## What you should do
In the entries below, find the lines that contain the word "data" and copy them.

## Task material
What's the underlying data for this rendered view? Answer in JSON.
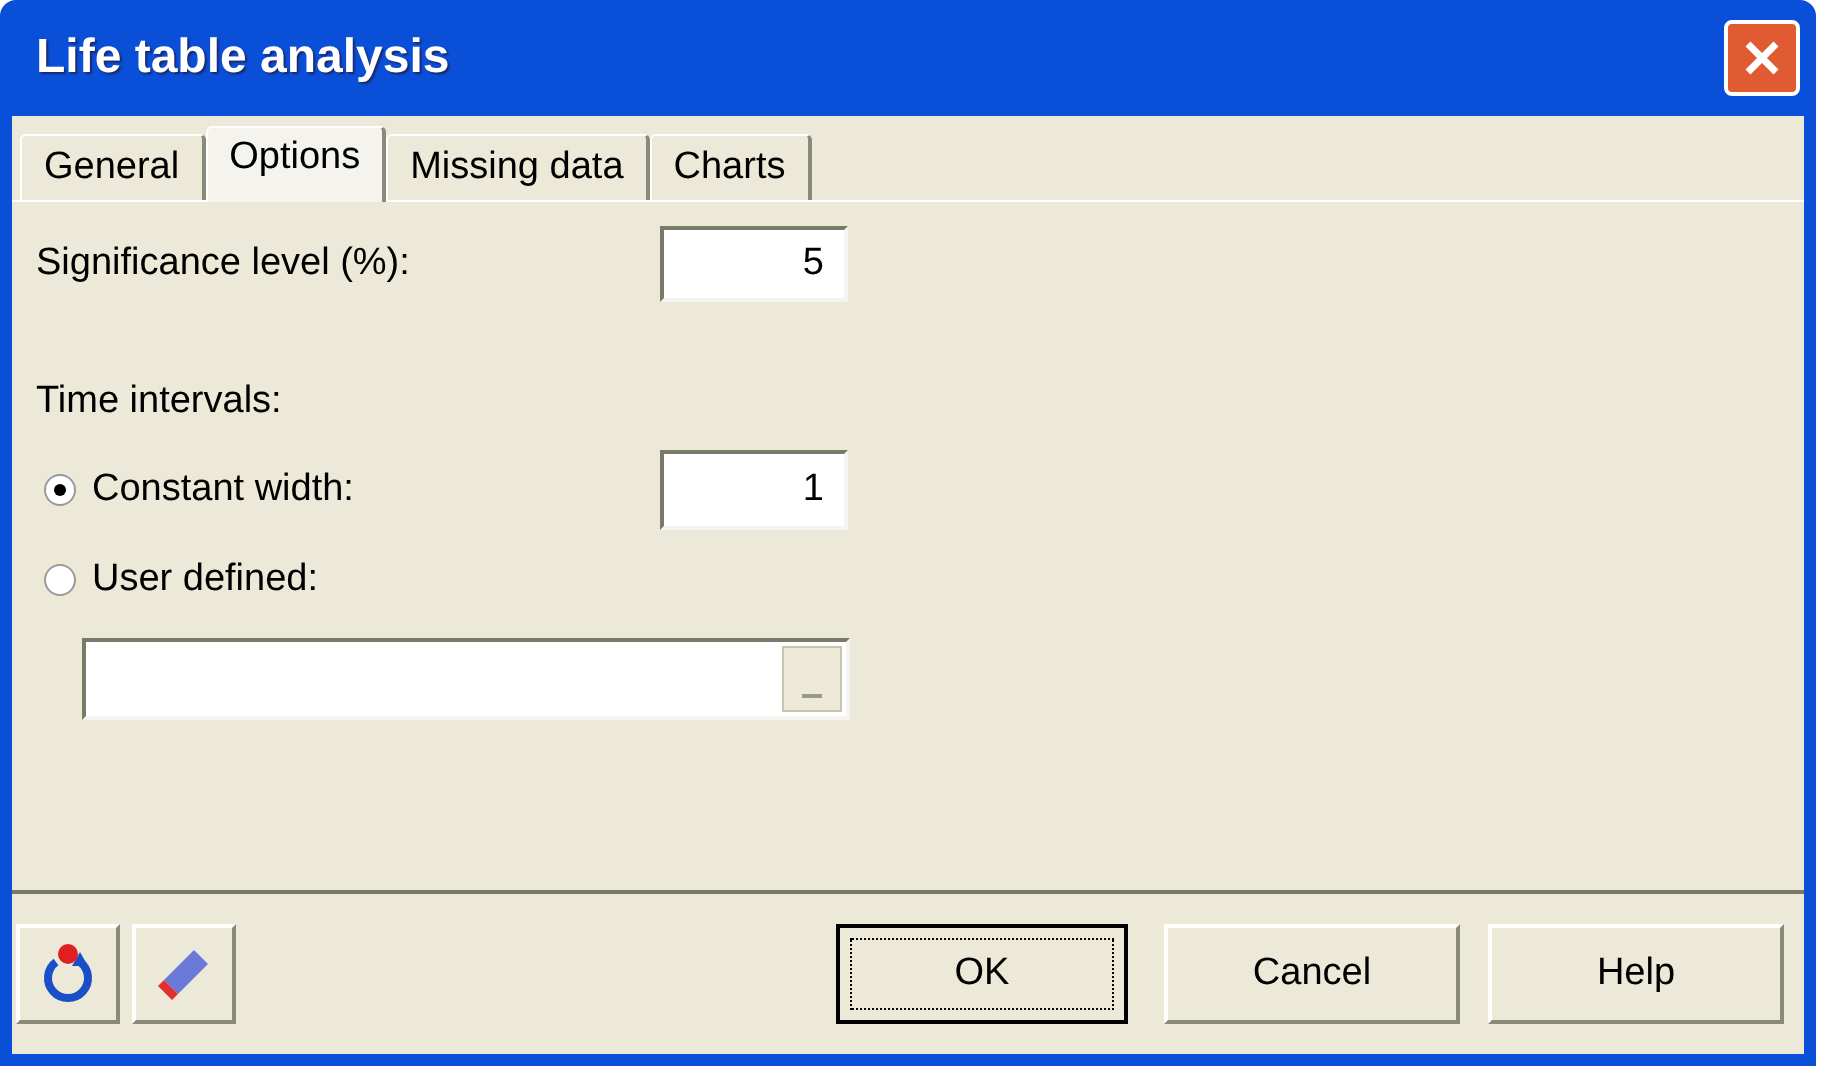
{
  "window": {
    "title": "Life table analysis"
  },
  "tabs": [
    {
      "label": "General",
      "selected": false
    },
    {
      "label": "Options",
      "selected": true
    },
    {
      "label": "Missing data",
      "selected": false
    },
    {
      "label": "Charts",
      "selected": false
    }
  ],
  "significance": {
    "label": "Significance level (%):",
    "value": "5"
  },
  "time_intervals": {
    "label": "Time intervals:"
  },
  "radios": [
    {
      "label": "Constant width:",
      "selected": true,
      "value": "1"
    },
    {
      "label": "User defined:",
      "selected": false
    }
  ],
  "buttons": [
    {
      "label": "OK",
      "default": true
    },
    {
      "label": "Cancel",
      "default": false
    },
    {
      "label": "Help",
      "default": false
    }
  ]
}
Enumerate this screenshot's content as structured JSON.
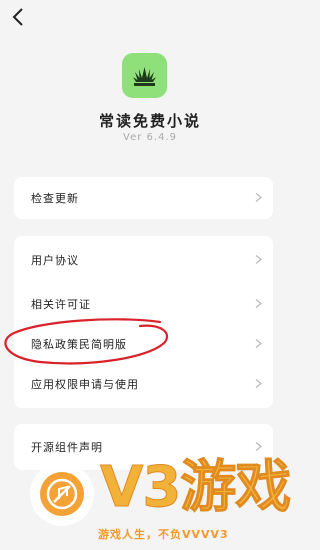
{
  "header": {
    "back_icon": "chevron-left-icon"
  },
  "app": {
    "name": "常读免费小说",
    "version": "Ver 6.4.9",
    "logo_color": "#8fe07a"
  },
  "menu": {
    "update_card": [
      {
        "label": "检查更新"
      }
    ],
    "legal_card": [
      {
        "label": "用户协议"
      },
      {
        "label": "相关许可证"
      },
      {
        "label": "隐私政策民简明版"
      },
      {
        "label": "应用权限申请与使用"
      }
    ],
    "opensource_card": [
      {
        "label": "开源组件声明"
      }
    ]
  },
  "watermark": {
    "brand": "V3游戏",
    "tagline": "游戏人生，不负VVVV3",
    "color": "#f2b23a"
  },
  "annotation": {
    "color": "#d9222a"
  }
}
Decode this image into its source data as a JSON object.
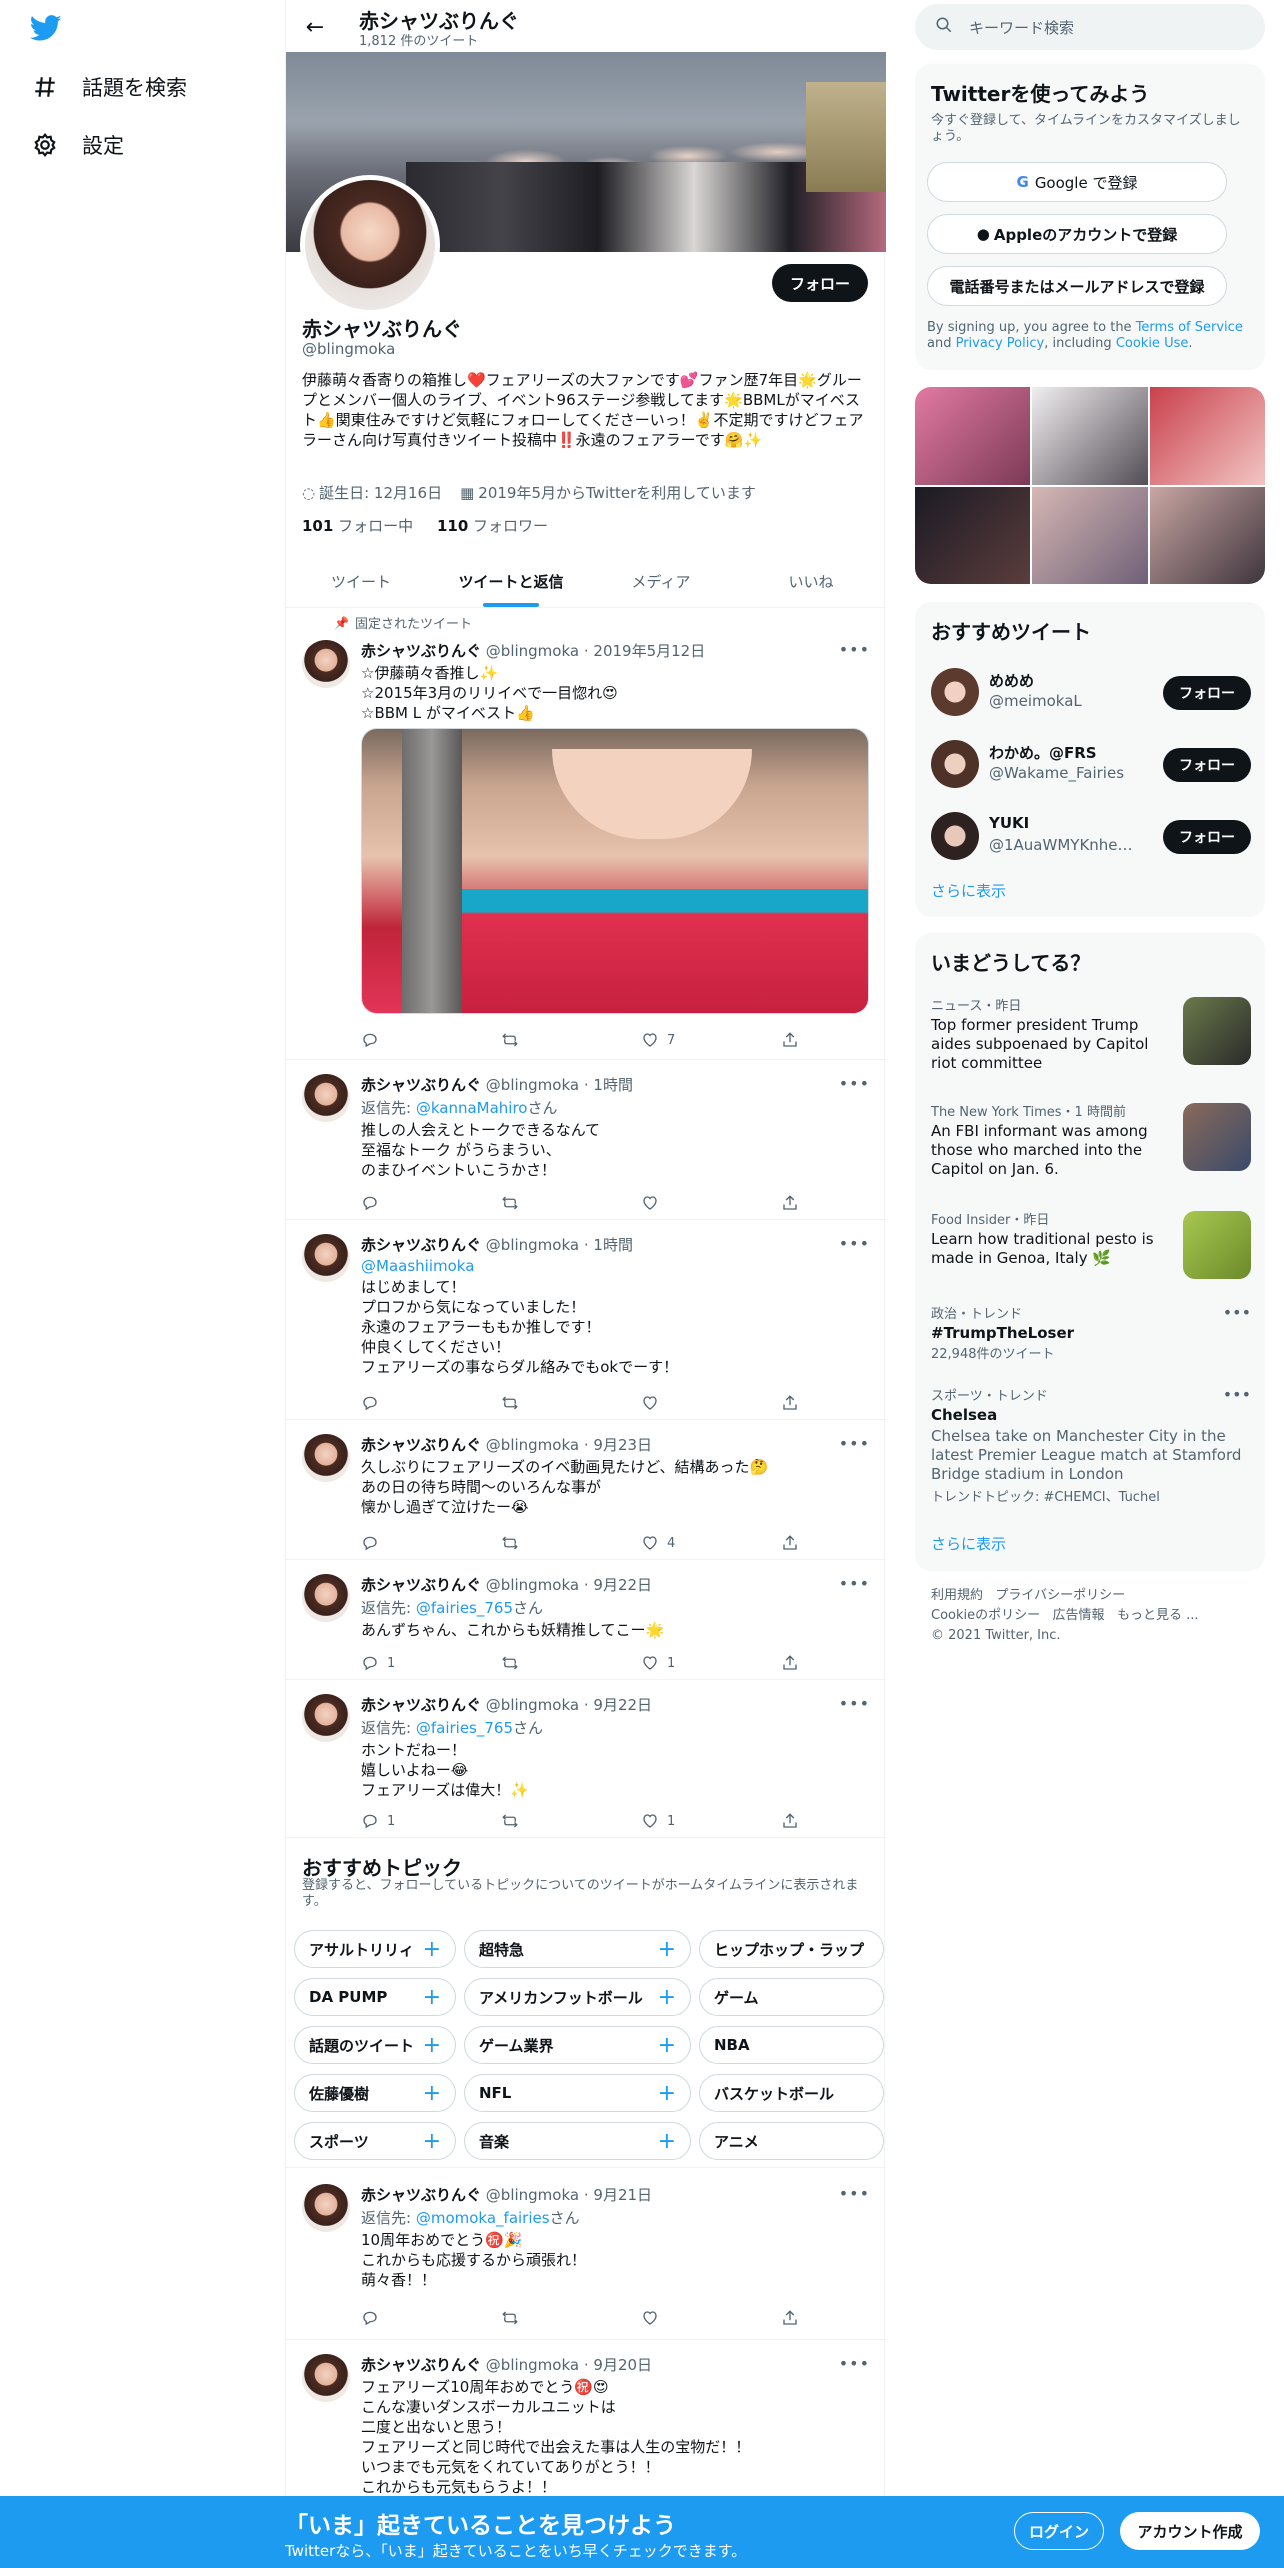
{
  "nav": {
    "explore_label": "話題を検索",
    "settings_label": "設定"
  },
  "header": {
    "name": "赤シャツぶりんぐ",
    "tweet_count": "1,812 件のツイート"
  },
  "profile": {
    "follow_label": "フォロー",
    "name": "赤シャツぶりんぐ",
    "handle": "@blingmoka",
    "bio": "伊藤萌々香寄りの箱推し❤️フェアリーズの大ファンです💕ファン歴7年目🌟グループとメンバー個人のライブ、イベント96ステージ参戦してます🌟BBMLがマイベスト👍関東住みですけど気軽にフォローしてくださーいっ！✌️不定期ですけどフェアラーさん向け写真付きツイート投稿中‼️永遠のフェアラーです🤗✨",
    "birthday": "誕生日: 12月16日",
    "joined": "2019年5月からTwitterを利用しています",
    "following_count": "101",
    "following_label": "フォロー中",
    "followers_count": "110",
    "followers_label": "フォロワー"
  },
  "tabs": [
    "ツイート",
    "ツイートと返信",
    "メディア",
    "いいね"
  ],
  "pinned_label": "固定されたツイート",
  "tweets": [
    {
      "name": "赤シャツぶりんぐ",
      "handle": "@blingmoka",
      "time": "2019年5月12日",
      "reply_to": "",
      "text": "☆伊藤萌々香推し✨\n☆2015年3月のリリイベで一目惚れ😍\n☆BBM L がマイベスト👍",
      "reply": "",
      "retweet": "",
      "like": "7"
    },
    {
      "name": "赤シャツぶりんぐ",
      "handle": "@blingmoka",
      "time": "1時間",
      "reply_to": "@kannaMahiro",
      "text": "推しの人会えとトークできるなんて\n至福なトーク がうらまうい、\nのまひイベントいこうかさ！",
      "reply": "",
      "retweet": "",
      "like": ""
    },
    {
      "name": "赤シャツぶりんぐ",
      "handle": "@blingmoka",
      "time": "1時間",
      "reply_to": "",
      "mention": "@Maashiimoka",
      "text": "はじめまして！\nプロフから気になっていました！\n永遠のフェアラーももか推しです！\n仲良くしてください！\nフェアリーズの事ならダル絡みでもokでーす！",
      "reply": "",
      "retweet": "",
      "like": ""
    },
    {
      "name": "赤シャツぶりんぐ",
      "handle": "@blingmoka",
      "time": "9月23日",
      "reply_to": "",
      "text": "久しぶりにフェアリーズのイベ動画見たけど、結構あった🤔\nあの日の待ち時間〜のいろんな事が\n懐かし過ぎて泣けたー😭",
      "reply": "",
      "retweet": "",
      "like": "4"
    },
    {
      "name": "赤シャツぶりんぐ",
      "handle": "@blingmoka",
      "time": "9月22日",
      "reply_to": "@fairies_765",
      "text": "あんずちゃん、これからも妖精推してこー🌟",
      "reply": "1",
      "retweet": "",
      "like": "1"
    },
    {
      "name": "赤シャツぶりんぐ",
      "handle": "@blingmoka",
      "time": "9月22日",
      "reply_to": "@fairies_765",
      "text": "ホントだねー！\n嬉しいよねー😂\nフェアリーズは偉大！✨",
      "reply": "1",
      "retweet": "",
      "like": "1"
    },
    {
      "name": "赤シャツぶりんぐ",
      "handle": "@blingmoka",
      "time": "9月21日",
      "reply_to": "@momoka_fairies",
      "text": "10周年おめでとう㊗️🎉\nこれからも応援するから頑張れ！\n萌々香！！",
      "reply": "",
      "retweet": "",
      "like": ""
    },
    {
      "name": "赤シャツぶりんぐ",
      "handle": "@blingmoka",
      "time": "9月20日",
      "reply_to": "",
      "text": "フェアリーズ10周年おめでとう㊗️😍\nこんな凄いダンスボーカルユニットは\n二度と出ないと思う！\nフェアリーズと同じ時代で出会えた事は人生の宝物だ！！\nいつまでも元気をくれていてありがとう！！\nこれからも元気もらうよ！！",
      "reply": "",
      "retweet": "",
      "like": ""
    }
  ],
  "reply_prefix": "返信先:",
  "reply_suffix": "さん",
  "topics": {
    "title": "おすすめトピック",
    "desc": "登録すると、フォローしているトピックについてのツイートがホームタイムラインに表示されます。",
    "chips": [
      "アサルトリリィ",
      "超特急",
      "ヒップホップ・ラップ",
      "DA PUMP",
      "アメリカンフットボール",
      "ゲーム",
      "話題のツイート",
      "ゲーム業界",
      "NBA",
      "佐藤優樹",
      "NFL",
      "バスケットボール",
      "スポーツ",
      "音楽",
      "アニメ"
    ]
  },
  "right": {
    "search_placeholder": "キーワード検索",
    "signup": {
      "title": "Twitterを使ってみよう",
      "sub": "今すぐ登録して、タイムラインをカスタマイズしましょう。",
      "google": "Google で登録",
      "apple": "Appleのアカウントで登録",
      "phone": "電話番号またはメールアドレスで登録",
      "terms_pre": "By signing up, you agree to the ",
      "terms": "Terms of Service",
      "and": " and ",
      "privacy": "Privacy Policy",
      "incl": ", including ",
      "cookie": "Cookie Use",
      "end": "."
    },
    "rec_title": "おすすめツイート",
    "recs": [
      {
        "name": "めめめ",
        "handle": "@meimokaL",
        "btn": "フォロー"
      },
      {
        "name": "わかめ。@FRS",
        "handle": "@Wakame_Fairies",
        "btn": "フォロー"
      },
      {
        "name": "YUKI",
        "handle": "@1AuaWMYKnhekB...",
        "btn": "フォロー"
      }
    ],
    "more": "さらに表示",
    "trends_title": "いまどうしてる？",
    "trends": [
      {
        "ctx": "ニュース・昨日",
        "title": "Top former president Trump aides subpoenaed by Capitol riot committee"
      },
      {
        "ctx": "The New York Times・1 時間前",
        "title": "An FBI informant was among those who marched into the Capitol on Jan. 6."
      },
      {
        "ctx": "Food Insider・昨日",
        "title": "Learn how traditional pesto is made in Genoa, Italy 🌿"
      },
      {
        "ctx": "政治・トレンド",
        "title": "#TrumpTheLoser",
        "sub": "22,948件のツイート"
      },
      {
        "ctx": "スポーツ・トレンド",
        "title": "Chelsea",
        "sub": "Chelsea take on Manchester City in the latest Premier League match at Stamford Bridge stadium in London",
        "topic": "トレンドトピック: #CHEMCI、Tuchel"
      }
    ],
    "trends_more": "さらに表示",
    "footer": [
      "利用規約",
      "プライバシーポリシー",
      "Cookieのポリシー",
      "広告情報",
      "もっと見る ...",
      "© 2021 Twitter, Inc."
    ]
  },
  "bottom": {
    "title": "「いま」起きていることを見つけよう",
    "sub": "Twitterなら、「いま」起きていることをいち早くチェックできます。",
    "login": "ログイン",
    "signup": "アカウント作成"
  },
  "colors": {
    "accent": "#1d9bf0",
    "text": "#0f1419",
    "muted": "#536471"
  }
}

## Answer box
What's the underlying data for this rendered view? Answer in JSON.
      "label": "Missing data",
Decode this image into its source data as a JSON object.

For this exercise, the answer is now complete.